Family's dysfunction is a medical mystery
Something is very wrong at Hundreds Hall. Dr. Faraday notices that as soon as he answers the call to the grand country estate. For starters, the maid he's been asked to see is clearly not ill, and although he diagnoses young Betty's stomach upset as acute homesickness, she insists that she has good reason to want to leave. "It isn't like a proper house at all!," she says. "I think I shall die of fright sometimes."
Even Dr. Faraday can see that things aren't like they used to be, 30 years earlier, when his mother was a maid at the grand Georgian mansion and he was allowed to sneak in during a holiday. The once-proud family has fallen on hard times, and the house itself is in serious disrepair. But then, World War II has just ended and England is still reeling. If there's anything more to what the young maid believes - or to a series of suspicious accidents at the old house - Dr. Faraday is too much a modern, self-made man to give it credence.
That's the set-up for "The Little Stranger," a marvelous and truly spooky historical novel by Sarah Waters, author of such past-set gems as "Tipping the Velvet" and "Fingersmith." But while those books focused more on the Victorian underworld, here the London-based author returns to themes she explored in her last book, 2006's "The Night Watch," zeroing in on a particular moment of flux in British history.
In the new book, the war-based turmoil of her previous novel has ended, and the country is finding its way in the aftermath. The sons of servants are now doctors, and the old system of landed gentry is giving way to industrialized modernity. (That young maid wants to join her friends in factory work.) And even as the class system is staggering, so too is the country's populace. Roderick Ayres, the master of Hundreds, survived the crash of his fighter plane but lives with constant pain, horribly scarred. His sister Caroline, never a beauty, seems doomed to spinsterhood with so many of England's young men dead or disabled. And their mother appears to be stuck in the past, reliving the era of Hundreds' prime - and her own.

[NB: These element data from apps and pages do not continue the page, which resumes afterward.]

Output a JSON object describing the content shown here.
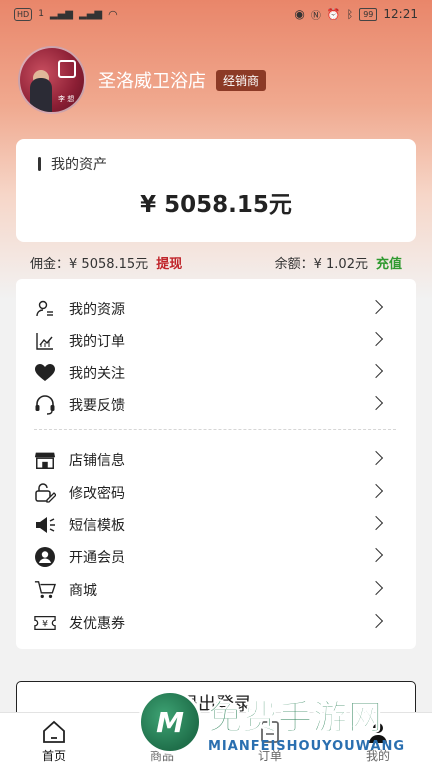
{
  "status_bar": {
    "left_chips": [
      "HD",
      "1",
      "4G",
      "4G"
    ],
    "battery": "99",
    "time": "12:21"
  },
  "profile": {
    "shop_name": "圣洛威卫浴店",
    "role_badge": "经销商",
    "avatar_name_mark": "李 想"
  },
  "assets": {
    "title": "我的资产",
    "amount": "¥ 5058.15元"
  },
  "balance": {
    "commission_label": "佣金：",
    "commission_value": "¥ 5058.15元",
    "withdraw": "提现",
    "remain_label": "余额：",
    "remain_value": "¥ 1.02元",
    "recharge": "充值"
  },
  "menu": {
    "group1": [
      {
        "label": "我的资源",
        "icon": "user-list-icon"
      },
      {
        "label": "我的订单",
        "icon": "chart-icon"
      },
      {
        "label": "我的关注",
        "icon": "heart-icon"
      },
      {
        "label": "我要反馈",
        "icon": "headset-icon"
      }
    ],
    "group2": [
      {
        "label": "店铺信息",
        "icon": "store-icon"
      },
      {
        "label": "修改密码",
        "icon": "edit-lock-icon"
      },
      {
        "label": "短信模板",
        "icon": "megaphone-icon"
      },
      {
        "label": "开通会员",
        "icon": "member-icon"
      },
      {
        "label": "商城",
        "icon": "cart-icon"
      },
      {
        "label": "发优惠券",
        "icon": "coupon-icon"
      }
    ]
  },
  "logout": "退出登录",
  "tabs": [
    {
      "label": "首页",
      "icon": "home-icon"
    },
    {
      "label": "商品",
      "icon": "goods-icon"
    },
    {
      "label": "订单",
      "icon": "order-icon"
    },
    {
      "label": "我的",
      "icon": "profile-icon"
    }
  ],
  "watermark": {
    "cn": "免费手游网",
    "en": "MIANFEISHOUYOUWANG"
  }
}
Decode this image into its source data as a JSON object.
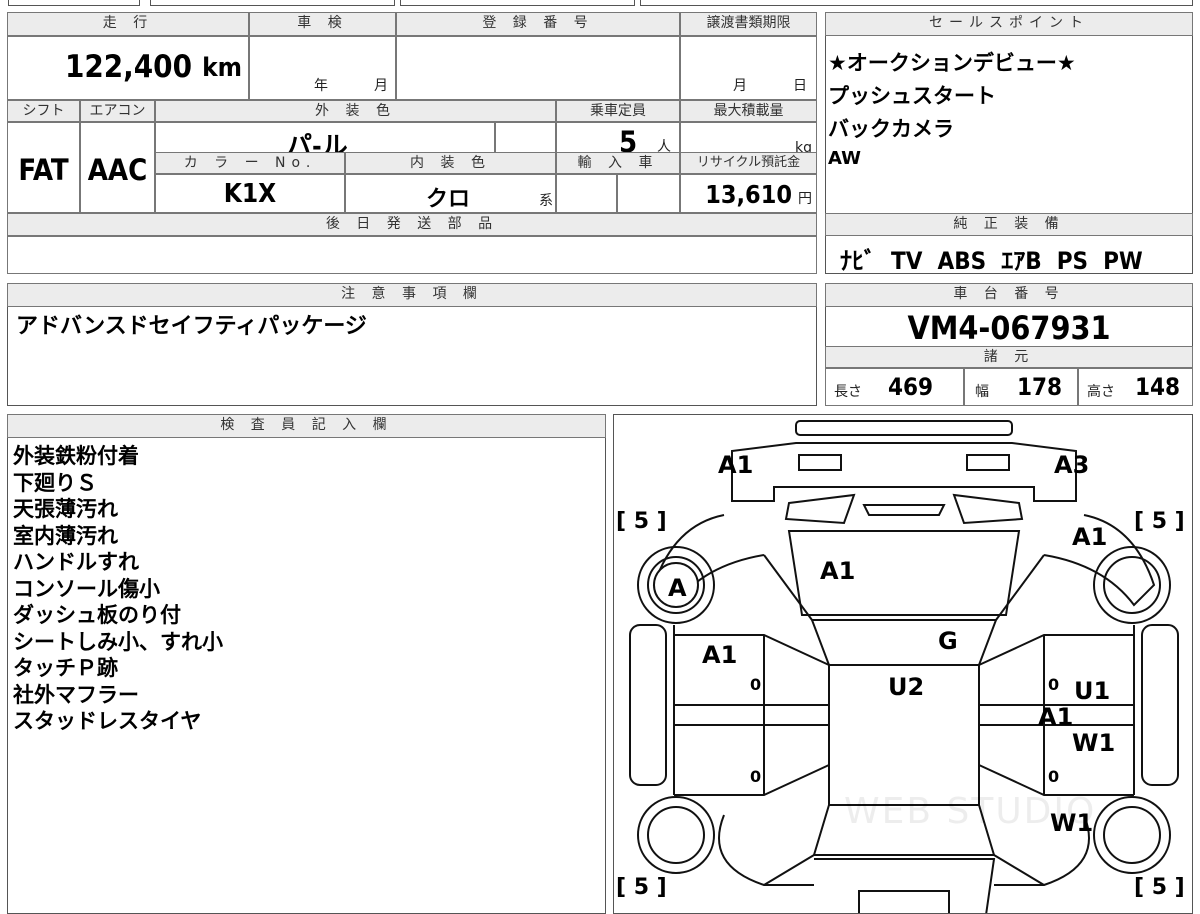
{
  "top_strip": [
    "",
    "",
    "",
    ""
  ],
  "headers": {
    "mileage": "走 行",
    "inspection": "車 検",
    "registration": "登 録 番 号",
    "transfer_deadline": "譲渡書類期限",
    "sales_points": "セールスポイント",
    "shift": "シフト",
    "aircon": "エアコン",
    "exterior_color": "外 装 色",
    "capacity": "乗車定員",
    "max_load": "最大積載量",
    "color_no": "カ ラ ー No.",
    "interior_color": "内 装 色",
    "import": "輸 入 車",
    "recycle": "リサイクル預託金",
    "later_parts": "後 日 発 送 部 品",
    "genuine_equipment": "純 正 装 備",
    "notes": "注 意 事 項 欄",
    "chassis_no": "車 台 番 号",
    "specs": "諸 元",
    "inspector": "検 査 員 記 入 欄"
  },
  "values": {
    "mileage": "122,400",
    "mileage_unit": "km",
    "inspection_year": "年",
    "inspection_month": "月",
    "transfer_month": "月",
    "transfer_day": "日",
    "shift": "FAT",
    "aircon": "AAC",
    "exterior_color": "パ-ル",
    "capacity": "5",
    "capacity_unit": "人",
    "max_load_unit": "kg",
    "color_no": "K1X",
    "interior_color": "クロ",
    "interior_suffix": "系",
    "recycle": "13,610",
    "recycle_unit": "円",
    "genuine_equipment": "ﾅﾋﾞ  TV  ABS  ｴｱB  PS  PW",
    "notes": "アドバンスドセイフティパッケージ",
    "chassis_no": "VM4-067931",
    "length_label": "長さ",
    "length": "469",
    "width_label": "幅",
    "width": "178",
    "height_label": "高さ",
    "height": "148"
  },
  "sales_points": [
    "★オークションデビュー★",
    "プッシュスタート",
    "バックカメラ",
    "AW"
  ],
  "inspector_notes": [
    "外装鉄粉付着",
    "下廻りＳ",
    "天張薄汚れ",
    "室内薄汚れ",
    "ハンドルすれ",
    "コンソール傷小",
    "ダッシュ板のり付",
    "シートしみ小、すれ小",
    "タッチＰ跡",
    "社外マフラー",
    "スタッドレスタイヤ"
  ],
  "diagram": {
    "labels": [
      "A1",
      "A3",
      "A1",
      "A1",
      "A",
      "G",
      "A1",
      "U2",
      "U1",
      "A1",
      "W1",
      "W1"
    ],
    "tire_tl": "[ 5 ]",
    "tire_tr": "[ 5 ]",
    "tire_bl": "[ 5 ]",
    "tire_br": "[ 5 ]",
    "zeros": [
      "0",
      "0",
      "0",
      "0"
    ],
    "watermark": "WEB STUDIO"
  }
}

Indeed, at first these realistic stresses seem responsible for the apparent hauntings at the old house. Keeping up their mother's Miss Havisham-type illusions, for example, may be what precipitates a tragedy involving the family's old dog and some social-climbing guests. And when other strange accidents begin to pile up, Dr. Faraday's medical mind finds rational reasons for them: shell shock and depression. Perhaps, readers can't help feeling, such a decline is due. After all, we learn, Dr. Faraday's own family was destroyed by Hundreds, his mother possibly worked to death in the effort to elevate her son above his hereditary class.
But something larger than life seems to be at work, and the spooky happenings at Hundreds are only set off by Faraday's scientific cynicism. As a strange spot on an old and mouldering ceiling takes on a sinister appearance and bodies begin to accumulate, Waters's precise and chilling prose lets Dr. Faraday have his way with the story. As he slowly lets us in on his disappointments and dreams, we become more aware of the old prejudices and disappointments that have made him the man - and the narrator - he is. Determined to unravel the mystery of Hundreds Hall, and perhaps to better understand his own past, Dr. Faraday comes alive in "The Little Stranger," ably serving as a guide between two worlds, or maybe more.
Clea Simon is the author of several novels, most recently "Probable Claws."